We took our scope, which packed nicely into my roller backpack. The tripod went into one of the suitcases, and our bins & cameras went into another carry-on. We had 2 digital cameras, an Olympus C700UZ (with 10x optical zoom) and a brand new Nikon CoolPix 4500, which I hoped to be able to use with my Swarovski AT80HD spotting scope to get some digiscoped photos. My husband had his laptop computer with him (for the business trip) so we had no problem with running out of memory cards, as we could download the images and clean the cards every night.
Airport Security as of 2002 ~ Be prepared for changes in security measures in 2009 onwards.

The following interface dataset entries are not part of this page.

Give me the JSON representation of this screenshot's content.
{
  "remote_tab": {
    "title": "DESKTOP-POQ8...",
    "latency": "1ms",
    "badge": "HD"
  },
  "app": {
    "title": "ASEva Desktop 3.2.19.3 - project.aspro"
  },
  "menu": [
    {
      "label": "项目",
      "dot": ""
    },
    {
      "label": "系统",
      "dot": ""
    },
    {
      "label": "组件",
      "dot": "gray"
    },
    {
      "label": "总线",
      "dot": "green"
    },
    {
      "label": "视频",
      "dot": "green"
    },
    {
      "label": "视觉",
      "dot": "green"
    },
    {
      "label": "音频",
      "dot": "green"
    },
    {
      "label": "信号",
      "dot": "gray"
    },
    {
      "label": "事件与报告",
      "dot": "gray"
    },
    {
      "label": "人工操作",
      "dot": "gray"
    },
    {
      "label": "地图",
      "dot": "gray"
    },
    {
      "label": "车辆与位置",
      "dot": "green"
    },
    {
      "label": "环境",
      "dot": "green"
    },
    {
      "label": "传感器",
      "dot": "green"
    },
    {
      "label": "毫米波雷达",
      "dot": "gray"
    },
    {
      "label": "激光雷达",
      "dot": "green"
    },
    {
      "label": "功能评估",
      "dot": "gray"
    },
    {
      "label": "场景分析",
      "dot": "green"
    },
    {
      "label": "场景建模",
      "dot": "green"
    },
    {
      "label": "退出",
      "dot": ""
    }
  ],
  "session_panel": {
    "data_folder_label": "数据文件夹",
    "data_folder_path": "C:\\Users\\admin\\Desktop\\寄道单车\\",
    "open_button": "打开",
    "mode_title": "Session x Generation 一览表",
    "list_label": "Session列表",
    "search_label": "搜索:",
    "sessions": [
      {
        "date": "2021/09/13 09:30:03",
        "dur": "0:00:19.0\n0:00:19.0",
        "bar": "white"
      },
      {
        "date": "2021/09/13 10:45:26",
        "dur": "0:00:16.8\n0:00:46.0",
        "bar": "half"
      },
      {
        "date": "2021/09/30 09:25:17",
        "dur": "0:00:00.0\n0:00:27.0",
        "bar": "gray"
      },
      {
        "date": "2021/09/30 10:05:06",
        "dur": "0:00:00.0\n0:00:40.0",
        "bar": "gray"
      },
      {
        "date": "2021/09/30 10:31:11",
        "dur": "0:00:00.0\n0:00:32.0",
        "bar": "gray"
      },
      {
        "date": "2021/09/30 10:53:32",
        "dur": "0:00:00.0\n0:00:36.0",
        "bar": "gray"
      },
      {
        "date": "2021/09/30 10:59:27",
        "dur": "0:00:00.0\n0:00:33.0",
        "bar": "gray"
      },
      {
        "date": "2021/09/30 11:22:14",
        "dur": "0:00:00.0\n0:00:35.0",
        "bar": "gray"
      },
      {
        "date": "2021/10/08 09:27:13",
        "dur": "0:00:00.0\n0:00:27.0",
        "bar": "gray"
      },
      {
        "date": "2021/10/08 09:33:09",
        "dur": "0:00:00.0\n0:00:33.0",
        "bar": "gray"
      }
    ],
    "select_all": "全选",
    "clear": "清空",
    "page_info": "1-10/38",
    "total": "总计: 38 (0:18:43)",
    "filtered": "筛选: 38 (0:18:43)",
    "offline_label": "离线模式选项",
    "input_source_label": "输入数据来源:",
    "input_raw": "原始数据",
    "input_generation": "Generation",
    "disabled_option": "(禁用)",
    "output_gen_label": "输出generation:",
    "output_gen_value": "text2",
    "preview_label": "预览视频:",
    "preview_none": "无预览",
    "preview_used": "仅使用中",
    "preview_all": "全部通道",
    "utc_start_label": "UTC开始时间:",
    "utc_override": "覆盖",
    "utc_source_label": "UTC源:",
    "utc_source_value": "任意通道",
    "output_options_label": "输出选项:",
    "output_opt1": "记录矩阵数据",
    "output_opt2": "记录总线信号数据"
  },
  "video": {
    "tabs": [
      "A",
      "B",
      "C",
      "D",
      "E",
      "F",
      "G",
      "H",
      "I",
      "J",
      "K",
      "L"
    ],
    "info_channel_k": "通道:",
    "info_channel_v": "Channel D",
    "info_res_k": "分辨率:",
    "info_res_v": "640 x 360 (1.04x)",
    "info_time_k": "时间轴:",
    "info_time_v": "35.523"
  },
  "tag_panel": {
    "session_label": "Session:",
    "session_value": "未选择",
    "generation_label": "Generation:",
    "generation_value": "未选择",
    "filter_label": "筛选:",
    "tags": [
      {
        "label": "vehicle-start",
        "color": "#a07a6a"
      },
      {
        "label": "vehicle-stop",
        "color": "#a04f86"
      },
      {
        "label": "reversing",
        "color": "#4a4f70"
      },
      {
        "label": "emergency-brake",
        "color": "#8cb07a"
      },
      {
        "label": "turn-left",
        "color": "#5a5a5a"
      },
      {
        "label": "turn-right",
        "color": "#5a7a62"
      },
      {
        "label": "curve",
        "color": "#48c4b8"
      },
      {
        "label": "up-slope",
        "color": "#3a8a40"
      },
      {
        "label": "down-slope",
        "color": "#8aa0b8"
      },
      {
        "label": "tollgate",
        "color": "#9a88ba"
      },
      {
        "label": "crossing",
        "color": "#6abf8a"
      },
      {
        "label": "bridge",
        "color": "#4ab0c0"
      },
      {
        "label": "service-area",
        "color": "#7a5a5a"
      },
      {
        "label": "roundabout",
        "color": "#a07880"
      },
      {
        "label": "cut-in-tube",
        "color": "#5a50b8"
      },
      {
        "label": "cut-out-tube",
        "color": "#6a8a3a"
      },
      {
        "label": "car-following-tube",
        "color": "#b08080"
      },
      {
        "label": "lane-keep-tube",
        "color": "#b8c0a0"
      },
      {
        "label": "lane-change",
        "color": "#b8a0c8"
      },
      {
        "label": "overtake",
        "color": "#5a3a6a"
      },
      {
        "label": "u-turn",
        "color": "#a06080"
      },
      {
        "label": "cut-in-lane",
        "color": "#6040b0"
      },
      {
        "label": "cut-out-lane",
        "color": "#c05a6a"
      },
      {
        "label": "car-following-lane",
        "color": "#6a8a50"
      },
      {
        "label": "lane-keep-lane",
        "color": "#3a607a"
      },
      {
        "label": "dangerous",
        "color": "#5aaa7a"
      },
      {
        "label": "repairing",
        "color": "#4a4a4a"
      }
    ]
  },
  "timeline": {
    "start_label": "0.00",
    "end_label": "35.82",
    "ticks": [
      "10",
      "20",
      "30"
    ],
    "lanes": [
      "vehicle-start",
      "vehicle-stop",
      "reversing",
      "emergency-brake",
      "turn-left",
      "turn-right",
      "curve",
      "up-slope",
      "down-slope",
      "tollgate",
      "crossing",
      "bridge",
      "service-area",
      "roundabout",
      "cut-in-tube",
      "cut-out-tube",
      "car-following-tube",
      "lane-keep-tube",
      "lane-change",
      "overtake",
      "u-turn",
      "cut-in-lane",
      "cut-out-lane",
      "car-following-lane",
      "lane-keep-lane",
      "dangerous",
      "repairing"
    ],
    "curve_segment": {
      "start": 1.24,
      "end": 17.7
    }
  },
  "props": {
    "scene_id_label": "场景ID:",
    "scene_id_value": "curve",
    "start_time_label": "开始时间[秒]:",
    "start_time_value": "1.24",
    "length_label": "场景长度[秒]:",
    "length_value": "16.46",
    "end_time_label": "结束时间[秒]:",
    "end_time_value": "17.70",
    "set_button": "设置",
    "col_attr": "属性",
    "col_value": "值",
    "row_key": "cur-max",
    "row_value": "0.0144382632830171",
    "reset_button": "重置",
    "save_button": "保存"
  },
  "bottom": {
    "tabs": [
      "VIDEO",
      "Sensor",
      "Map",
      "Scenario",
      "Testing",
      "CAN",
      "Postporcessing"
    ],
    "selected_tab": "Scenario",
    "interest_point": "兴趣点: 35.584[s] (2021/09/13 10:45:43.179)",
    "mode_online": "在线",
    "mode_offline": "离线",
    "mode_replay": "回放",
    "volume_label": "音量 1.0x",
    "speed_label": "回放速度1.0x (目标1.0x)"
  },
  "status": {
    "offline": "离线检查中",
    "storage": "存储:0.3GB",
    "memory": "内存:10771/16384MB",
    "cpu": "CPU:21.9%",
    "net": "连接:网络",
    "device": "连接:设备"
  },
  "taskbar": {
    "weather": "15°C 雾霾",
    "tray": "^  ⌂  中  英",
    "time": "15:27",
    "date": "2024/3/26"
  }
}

The laptop had to be opened up & switched on at both Houston IAH & Vancouver, but the cameras were only inspected at Vancouver, where I had to turn them on. No one asked to see the scope. Digital cameras & memory cards will pass through the X-ray machines with no problems.
Useful books, websites, etc
The Guide to Birds of Alaska, Robert H. Armstrong. 4th edition, 1995 ISBN 0-88240-462-8
Birds of North America, Kenn Kaufman. 2000 ISBN 0-395-96464-4
Alaska by Cruise Ship, Anne Vipond. 3rd edition 2002 ISBN 0-9697991-5-2 has some very useful general information and maps.
I searched the archives of the Birdchat web forum for trip reports, but found that there was not much information available for the Southeast part of Alaska, though I did get some helpful answers to my RFI from several people who had visited Alaska. I also found a report on Blake Maybank's trip report website from someone who had done a cruise on a smaller ship. His write up from a birding perspective, was very informative. Here's the link to that report. There are now many sites on the web offering trip reports. Check my homepage for links.
Other useful sites as follows: